=== Section Start ===

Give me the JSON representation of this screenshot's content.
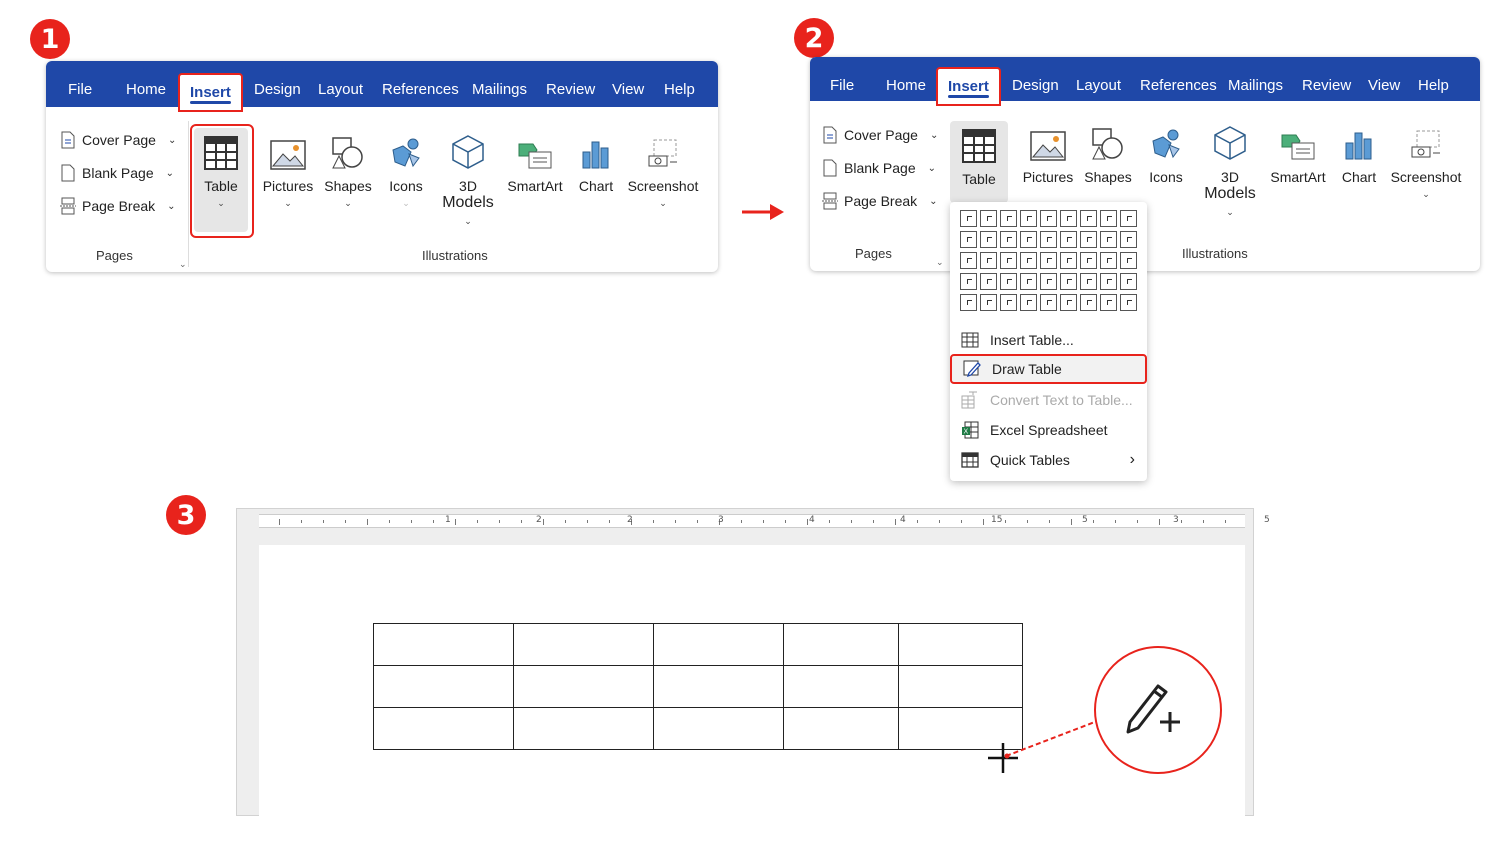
{
  "steps": [
    "1",
    "2",
    "3"
  ],
  "ribbon": {
    "tabs": [
      "File",
      "Home",
      "Insert",
      "Design",
      "Layout",
      "References",
      "Mailings",
      "Review",
      "View",
      "Help"
    ],
    "pages_group": {
      "items": [
        "Cover Page",
        "Blank Page",
        "Page Break"
      ],
      "label": "Pages"
    },
    "illustrations_group": {
      "buttons": {
        "table": "Table",
        "pictures": "Pictures",
        "shapes": "Shapes",
        "icons": "Icons",
        "models_line1": "3D",
        "models_line2": "Models",
        "smartart": "SmartArt",
        "chart": "Chart",
        "screenshot": "Screenshot"
      },
      "label": "Illustrations"
    }
  },
  "table_menu": {
    "grid_rows": 5,
    "grid_cols": 9,
    "items": [
      {
        "label": "Insert Table...",
        "icon": "table-grid-icon",
        "state": "normal"
      },
      {
        "label": "Draw Table",
        "icon": "draw-table-pencil-icon",
        "state": "selected"
      },
      {
        "label": "Convert Text to Table...",
        "icon": "convert-text-icon",
        "state": "disabled"
      },
      {
        "label": "Excel Spreadsheet",
        "icon": "excel-icon",
        "state": "normal"
      },
      {
        "label": "Quick Tables",
        "icon": "quick-tables-icon",
        "state": "submenu"
      }
    ]
  },
  "document": {
    "ruler_labels": [
      "1",
      "2",
      "2",
      "3",
      "4",
      "4",
      "15",
      "5",
      "3",
      "5"
    ],
    "drawn_table": {
      "rows": 3,
      "cols": 5
    },
    "cursor": "crosshair-plus",
    "zoom_icon": "pencil-plus-icon"
  },
  "colors": {
    "accent": "#e8231c",
    "ribbon_blue": "#1f48a8"
  }
}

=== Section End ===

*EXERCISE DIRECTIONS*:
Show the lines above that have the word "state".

*RESPONSE TO THE TASK*:
        "state": "normal"
        "state": "selected"
        "state": "disabled"
        "state": "normal"
        "state": "submenu"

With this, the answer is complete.